Bauhaus, a movement during Modernism, is hugely influential in my own interiors. I first learned about it in college. Bauhaus loosely translate to school of doing and while my education, experience and intuition guide me, nothing teaches me more than actually doing. Over the years, I've learned a lot by testing scales, proportions, materials and ideas in my own home. I've learned not only what I like but what works together to feel harmonious. The clean and simple lines of modernism compliment minimalistic tendancies too.
I loved Scandinavian design in school but it wasn't a reality to find vintage or even new pieces in east Tennessee when I was young. I liked the clean lines, skinny legs and lighter wood. Now that I live in the NW, Scandinavian has become an even bigger influence. Partly because it's more available online and also because of the climate in Portland. In the winter, the days are very short, gray and often rainy so lightness, whether it's the color or silhouette helps make the dark days not so dark. Textiles also add to the coziness of a home.
This is just the beginning of a bigger discussion about style and how my own style has evolved over the years. Take the quiz, it's fun and definitely not rules to live by but hopefully you can pull a bit of useful info for your home home.
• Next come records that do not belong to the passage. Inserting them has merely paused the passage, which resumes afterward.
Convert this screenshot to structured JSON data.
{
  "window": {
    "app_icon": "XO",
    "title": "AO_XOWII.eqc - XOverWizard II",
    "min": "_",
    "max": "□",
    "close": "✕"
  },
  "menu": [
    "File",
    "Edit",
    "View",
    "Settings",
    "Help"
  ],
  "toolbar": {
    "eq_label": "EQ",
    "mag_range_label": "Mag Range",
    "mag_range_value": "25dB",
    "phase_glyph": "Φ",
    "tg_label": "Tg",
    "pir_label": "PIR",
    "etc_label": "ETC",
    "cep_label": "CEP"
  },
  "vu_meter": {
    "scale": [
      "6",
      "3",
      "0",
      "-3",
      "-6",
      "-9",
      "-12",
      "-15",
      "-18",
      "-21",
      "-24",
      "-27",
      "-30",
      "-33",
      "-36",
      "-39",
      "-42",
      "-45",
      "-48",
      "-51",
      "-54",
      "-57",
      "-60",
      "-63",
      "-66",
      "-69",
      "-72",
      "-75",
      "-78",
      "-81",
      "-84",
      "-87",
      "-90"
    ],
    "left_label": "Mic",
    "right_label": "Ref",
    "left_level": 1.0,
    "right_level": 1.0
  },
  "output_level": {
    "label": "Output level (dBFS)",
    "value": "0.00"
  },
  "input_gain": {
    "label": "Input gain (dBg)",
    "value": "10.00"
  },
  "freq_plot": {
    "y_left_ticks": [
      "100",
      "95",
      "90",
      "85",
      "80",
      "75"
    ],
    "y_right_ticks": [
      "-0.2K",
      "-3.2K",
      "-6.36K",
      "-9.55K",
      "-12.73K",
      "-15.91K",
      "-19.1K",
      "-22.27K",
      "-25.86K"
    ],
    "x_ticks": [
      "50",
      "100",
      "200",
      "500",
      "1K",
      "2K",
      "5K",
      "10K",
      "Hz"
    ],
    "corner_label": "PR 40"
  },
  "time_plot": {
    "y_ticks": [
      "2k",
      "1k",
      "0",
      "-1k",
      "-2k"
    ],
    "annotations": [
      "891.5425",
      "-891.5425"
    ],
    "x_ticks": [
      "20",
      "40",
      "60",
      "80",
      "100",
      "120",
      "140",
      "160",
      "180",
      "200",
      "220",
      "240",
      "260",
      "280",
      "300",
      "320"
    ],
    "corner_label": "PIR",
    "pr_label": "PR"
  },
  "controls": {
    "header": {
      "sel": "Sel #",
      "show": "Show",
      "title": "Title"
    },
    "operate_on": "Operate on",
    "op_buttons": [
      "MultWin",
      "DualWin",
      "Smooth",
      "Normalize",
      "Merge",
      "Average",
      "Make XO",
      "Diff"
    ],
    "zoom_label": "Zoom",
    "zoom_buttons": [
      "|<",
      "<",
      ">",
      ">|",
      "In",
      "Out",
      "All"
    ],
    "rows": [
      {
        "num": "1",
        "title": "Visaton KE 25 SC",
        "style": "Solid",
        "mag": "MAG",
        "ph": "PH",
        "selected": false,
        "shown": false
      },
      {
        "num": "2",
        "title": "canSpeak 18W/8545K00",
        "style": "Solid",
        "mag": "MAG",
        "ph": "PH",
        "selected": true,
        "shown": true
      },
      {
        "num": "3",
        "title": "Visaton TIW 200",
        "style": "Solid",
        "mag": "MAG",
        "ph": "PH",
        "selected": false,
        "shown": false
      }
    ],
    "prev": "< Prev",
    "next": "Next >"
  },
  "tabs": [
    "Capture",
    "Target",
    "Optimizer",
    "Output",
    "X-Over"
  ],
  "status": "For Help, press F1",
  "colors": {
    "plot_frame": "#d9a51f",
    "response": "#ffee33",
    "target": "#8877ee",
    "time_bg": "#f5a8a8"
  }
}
There are 22 style options with multiple pairings. And if you need help, we're just a click away!